Nothing is to be left out: repeat every entry exactly as given.

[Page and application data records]
——————————

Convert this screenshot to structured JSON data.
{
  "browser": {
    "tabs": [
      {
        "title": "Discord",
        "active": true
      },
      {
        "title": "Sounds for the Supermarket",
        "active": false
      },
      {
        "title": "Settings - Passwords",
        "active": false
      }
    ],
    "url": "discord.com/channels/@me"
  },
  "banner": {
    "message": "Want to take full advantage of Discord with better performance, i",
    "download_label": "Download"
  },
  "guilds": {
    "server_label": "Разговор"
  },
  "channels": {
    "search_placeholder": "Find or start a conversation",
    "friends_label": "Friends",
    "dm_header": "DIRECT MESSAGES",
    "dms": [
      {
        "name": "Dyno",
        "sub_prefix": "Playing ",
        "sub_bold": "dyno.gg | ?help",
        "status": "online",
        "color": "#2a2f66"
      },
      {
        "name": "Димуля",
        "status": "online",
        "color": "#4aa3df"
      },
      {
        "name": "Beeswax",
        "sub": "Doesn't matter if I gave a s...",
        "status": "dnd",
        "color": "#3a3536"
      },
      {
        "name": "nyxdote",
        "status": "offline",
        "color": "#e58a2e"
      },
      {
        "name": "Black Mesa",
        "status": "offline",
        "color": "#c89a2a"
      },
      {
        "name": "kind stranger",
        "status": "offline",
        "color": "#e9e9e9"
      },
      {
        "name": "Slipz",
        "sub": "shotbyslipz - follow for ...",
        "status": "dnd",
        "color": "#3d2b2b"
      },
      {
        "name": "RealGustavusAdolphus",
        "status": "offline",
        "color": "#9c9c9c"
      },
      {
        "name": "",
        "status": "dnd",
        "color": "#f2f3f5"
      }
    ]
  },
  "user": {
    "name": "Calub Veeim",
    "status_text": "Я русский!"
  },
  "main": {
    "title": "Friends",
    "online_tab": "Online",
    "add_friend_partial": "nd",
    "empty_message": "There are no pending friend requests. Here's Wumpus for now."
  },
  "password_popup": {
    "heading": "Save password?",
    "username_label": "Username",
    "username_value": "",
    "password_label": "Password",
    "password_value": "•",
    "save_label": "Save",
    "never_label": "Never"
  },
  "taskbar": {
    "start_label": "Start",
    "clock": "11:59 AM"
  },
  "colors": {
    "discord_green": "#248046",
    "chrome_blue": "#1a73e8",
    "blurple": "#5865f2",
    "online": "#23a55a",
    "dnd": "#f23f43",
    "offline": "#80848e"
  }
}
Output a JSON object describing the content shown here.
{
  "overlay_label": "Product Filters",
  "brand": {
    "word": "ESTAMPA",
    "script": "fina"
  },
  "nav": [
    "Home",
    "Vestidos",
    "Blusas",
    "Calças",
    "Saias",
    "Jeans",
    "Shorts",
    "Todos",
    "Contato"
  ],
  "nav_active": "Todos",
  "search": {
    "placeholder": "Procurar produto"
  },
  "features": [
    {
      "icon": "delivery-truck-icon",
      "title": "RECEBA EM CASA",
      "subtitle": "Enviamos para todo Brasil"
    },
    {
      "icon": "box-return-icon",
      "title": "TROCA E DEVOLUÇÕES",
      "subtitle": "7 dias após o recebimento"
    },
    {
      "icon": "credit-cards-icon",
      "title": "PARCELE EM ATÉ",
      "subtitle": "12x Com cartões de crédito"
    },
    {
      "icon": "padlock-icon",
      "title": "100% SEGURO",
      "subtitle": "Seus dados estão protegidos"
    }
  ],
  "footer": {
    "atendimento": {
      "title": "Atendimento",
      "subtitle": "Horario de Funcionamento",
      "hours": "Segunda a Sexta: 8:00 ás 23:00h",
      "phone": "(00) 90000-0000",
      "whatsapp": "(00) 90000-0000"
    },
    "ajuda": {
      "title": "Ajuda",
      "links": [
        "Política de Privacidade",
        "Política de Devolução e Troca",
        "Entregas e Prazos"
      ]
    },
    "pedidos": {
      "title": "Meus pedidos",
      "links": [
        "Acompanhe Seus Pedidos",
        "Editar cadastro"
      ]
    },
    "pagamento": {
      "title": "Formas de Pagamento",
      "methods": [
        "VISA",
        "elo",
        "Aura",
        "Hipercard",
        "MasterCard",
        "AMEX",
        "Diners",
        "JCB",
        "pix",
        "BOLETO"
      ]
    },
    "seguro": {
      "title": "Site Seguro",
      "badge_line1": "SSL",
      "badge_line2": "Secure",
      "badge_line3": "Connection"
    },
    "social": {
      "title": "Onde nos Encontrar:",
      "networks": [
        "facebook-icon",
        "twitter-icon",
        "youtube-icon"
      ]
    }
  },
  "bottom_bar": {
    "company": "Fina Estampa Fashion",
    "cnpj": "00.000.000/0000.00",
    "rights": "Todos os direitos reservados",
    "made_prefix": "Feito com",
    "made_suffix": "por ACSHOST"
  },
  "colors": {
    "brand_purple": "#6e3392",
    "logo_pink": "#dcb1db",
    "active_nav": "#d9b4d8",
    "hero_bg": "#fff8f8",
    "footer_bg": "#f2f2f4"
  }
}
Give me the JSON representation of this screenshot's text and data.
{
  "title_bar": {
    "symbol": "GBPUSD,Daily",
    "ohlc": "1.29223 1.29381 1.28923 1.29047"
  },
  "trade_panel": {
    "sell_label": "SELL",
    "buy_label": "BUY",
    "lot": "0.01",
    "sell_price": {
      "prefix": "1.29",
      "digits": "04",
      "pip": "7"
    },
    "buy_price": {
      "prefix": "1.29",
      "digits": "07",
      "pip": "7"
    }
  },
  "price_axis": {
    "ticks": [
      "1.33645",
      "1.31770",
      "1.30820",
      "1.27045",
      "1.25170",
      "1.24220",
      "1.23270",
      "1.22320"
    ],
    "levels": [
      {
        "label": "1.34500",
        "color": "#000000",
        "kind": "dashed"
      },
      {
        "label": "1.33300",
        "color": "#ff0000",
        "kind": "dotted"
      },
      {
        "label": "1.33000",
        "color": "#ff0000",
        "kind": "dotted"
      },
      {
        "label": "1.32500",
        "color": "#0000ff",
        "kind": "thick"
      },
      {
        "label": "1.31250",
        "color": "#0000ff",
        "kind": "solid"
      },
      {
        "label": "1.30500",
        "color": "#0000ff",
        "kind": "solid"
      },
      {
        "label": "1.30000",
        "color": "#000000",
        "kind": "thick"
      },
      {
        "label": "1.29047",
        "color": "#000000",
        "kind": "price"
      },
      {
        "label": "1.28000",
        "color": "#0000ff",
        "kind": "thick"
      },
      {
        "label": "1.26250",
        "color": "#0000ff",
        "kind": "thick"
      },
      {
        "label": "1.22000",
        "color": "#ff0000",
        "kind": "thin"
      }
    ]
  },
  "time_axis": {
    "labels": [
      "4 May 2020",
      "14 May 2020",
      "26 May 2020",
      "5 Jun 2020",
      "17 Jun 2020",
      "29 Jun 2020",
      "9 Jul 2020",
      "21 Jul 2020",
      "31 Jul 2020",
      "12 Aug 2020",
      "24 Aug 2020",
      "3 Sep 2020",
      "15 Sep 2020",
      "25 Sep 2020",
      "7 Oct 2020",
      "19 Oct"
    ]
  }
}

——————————

▸ **RESPONSE FOR THIS EXERCISE**
Convert this screenshot to structured JSON data.
{
  "browser": {
    "tabs": [
      {
        "title": "Discord",
        "active": true
      },
      {
        "title": "Sounds for the Supermarket",
        "active": false
      },
      {
        "title": "Settings - Passwords",
        "active": false
      }
    ],
    "url": "discord.com/channels/@me"
  },
  "banner": {
    "message": "Want to take full advantage of Discord with better performance, i",
    "download_label": "Download"
  },
  "guilds": {
    "server_label": "Разговор"
  },
  "channels": {
    "search_placeholder": "Find or start a conversation",
    "friends_label": "Friends",
    "dm_header": "DIRECT MESSAGES",
    "dms": [
      {
        "name": "Dyno",
        "sub_prefix": "Playing ",
        "sub_bold": "dyno.gg | ?help",
        "status": "online",
        "color": "#2a2f66"
      },
      {
        "name": "Димуля",
        "status": "online",
        "color": "#4aa3df"
      },
      {
        "name": "Beeswax",
        "sub": "Doesn't matter if I gave a s...",
        "status": "dnd",
        "color": "#3a3536"
      },
      {
        "name": "nyxdote",
        "status": "offline",
        "color": "#e58a2e"
      },
      {
        "name": "Black Mesa",
        "status": "offline",
        "color": "#c89a2a"
      },
      {
        "name": "kind stranger",
        "status": "offline",
        "color": "#e9e9e9"
      },
      {
        "name": "Slipz",
        "sub": "shotbyslipz - follow for ...",
        "status": "dnd",
        "color": "#3d2b2b"
      },
      {
        "name": "RealGustavusAdolphus",
        "status": "offline",
        "color": "#9c9c9c"
      },
      {
        "name": "",
        "status": "dnd",
        "color": "#f2f3f5"
      }
    ]
  },
  "user": {
    "name": "Calub Veeim",
    "status_text": "Я русский!"
  },
  "main": {
    "title": "Friends",
    "online_tab": "Online",
    "add_friend_partial": "nd",
    "empty_message": "There are no pending friend requests. Here's Wumpus for now."
  },
  "password_popup": {
    "heading": "Save password?",
    "username_label": "Username",
    "username_value": "",
    "password_label": "Password",
    "password_value": "•",
    "save_label": "Save",
    "never_label": "Never"
  },
  "taskbar": {
    "start_label": "Start",
    "clock": "11:59 AM"
  },
  "colors": {
    "discord_green": "#248046",
    "chrome_blue": "#1a73e8",
    "blurple": "#5865f2",
    "online": "#23a55a",
    "dnd": "#f23f43",
    "offline": "#80848e"
  }
}
Output a JSON object describing the content shown here.
{
  "overlay_label": "Product Filters",
  "brand": {
    "word": "ESTAMPA",
    "script": "fina"
  },
  "nav": [
    "Home",
    "Vestidos",
    "Blusas",
    "Calças",
    "Saias",
    "Jeans",
    "Shorts",
    "Todos",
    "Contato"
  ],
  "nav_active": "Todos",
  "search": {
    "placeholder": "Procurar produto"
  },
  "features": [
    {
      "icon": "delivery-truck-icon",
      "title": "RECEBA EM CASA",
      "subtitle": "Enviamos para todo Brasil"
    },
    {
      "icon": "box-return-icon",
      "title": "TROCA E DEVOLUÇÕES",
      "subtitle": "7 dias após o recebimento"
    },
    {
      "icon": "credit-cards-icon",
      "title": "PARCELE EM ATÉ",
      "subtitle": "12x Com cartões de crédito"
    },
    {
      "icon": "padlock-icon",
      "title": "100% SEGURO",
      "subtitle": "Seus dados estão protegidos"
    }
  ],
  "footer": {
    "atendimento": {
      "title": "Atendimento",
      "subtitle": "Horario de Funcionamento",
      "hours": "Segunda a Sexta: 8:00 ás 23:00h",
      "phone": "(00) 90000-0000",
      "whatsapp": "(00) 90000-0000"
    },
    "ajuda": {
      "title": "Ajuda",
      "links": [
        "Política de Privacidade",
        "Política de Devolução e Troca",
        "Entregas e Prazos"
      ]
    },
    "pedidos": {
      "title": "Meus pedidos",
      "links": [
        "Acompanhe Seus Pedidos",
        "Editar cadastro"
      ]
    },
    "pagamento": {
      "title": "Formas de Pagamento",
      "methods": [
        "VISA",
        "elo",
        "Aura",
        "Hipercard",
        "MasterCard",
        "AMEX",
        "Diners",
        "JCB",
        "pix",
        "BOLETO"
      ]
    },
    "seguro": {
      "title": "Site Seguro",
      "badge_line1": "SSL",
      "badge_line2": "Secure",
      "badge_line3": "Connection"
    },
    "social": {
      "title": "Onde nos Encontrar:",
      "networks": [
        "facebook-icon",
        "twitter-icon",
        "youtube-icon"
      ]
    }
  },
  "bottom_bar": {
    "company": "Fina Estampa Fashion",
    "cnpj": "00.000.000/0000.00",
    "rights": "Todos os direitos reservados",
    "made_prefix": "Feito com",
    "made_suffix": "por ACSHOST"
  },
  "colors": {
    "brand_purple": "#6e3392",
    "logo_pink": "#dcb1db",
    "active_nav": "#d9b4d8",
    "hero_bg": "#fff8f8",
    "footer_bg": "#f2f2f4"
  }
}
Give me the JSON representation of this screenshot's text and data.
{
  "title_bar": {
    "symbol": "GBPUSD,Daily",
    "ohlc": "1.29223 1.29381 1.28923 1.29047"
  },
  "trade_panel": {
    "sell_label": "SELL",
    "buy_label": "BUY",
    "lot": "0.01",
    "sell_price": {
      "prefix": "1.29",
      "digits": "04",
      "pip": "7"
    },
    "buy_price": {
      "prefix": "1.29",
      "digits": "07",
      "pip": "7"
    }
  },
  "price_axis": {
    "ticks": [
      "1.33645",
      "1.31770",
      "1.30820",
      "1.27045",
      "1.25170",
      "1.24220",
      "1.23270",
      "1.22320"
    ],
    "levels": [
      {
        "label": "1.34500",
        "color": "#000000",
        "kind": "dashed"
      },
      {
        "label": "1.33300",
        "color": "#ff0000",
        "kind": "dotted"
      },
      {
        "label": "1.33000",
        "color": "#ff0000",
        "kind": "dotted"
      },
      {
        "label": "1.32500",
        "color": "#0000ff",
        "kind": "thick"
      },
      {
        "label": "1.31250",
        "color": "#0000ff",
        "kind": "solid"
      },
      {
        "label": "1.30500",
        "color": "#0000ff",
        "kind": "solid"
      },
      {
        "label": "1.30000",
        "color": "#000000",
        "kind": "thick"
      },
      {
        "label": "1.29047",
        "color": "#000000",
        "kind": "price"
      },
      {
        "label": "1.28000",
        "color": "#0000ff",
        "kind": "thick"
      },
      {
        "label": "1.26250",
        "color": "#0000ff",
        "kind": "thick"
      },
      {
        "label": "1.22000",
        "color": "#ff0000",
        "kind": "thin"
      }
    ]
  },
  "time_axis": {
    "labels": [
      "4 May 2020",
      "14 May 2020",
      "26 May 2020",
      "5 Jun 2020",
      "17 Jun 2020",
      "29 Jun 2020",
      "9 Jul 2020",
      "21 Jul 2020",
      "31 Jul 2020",
      "12 Aug 2020",
      "24 Aug 2020",
      "3 Sep 2020",
      "15 Sep 2020",
      "25 Sep 2020",
      "7 Oct 2020",
      "19 Oct"
    ]
  }
}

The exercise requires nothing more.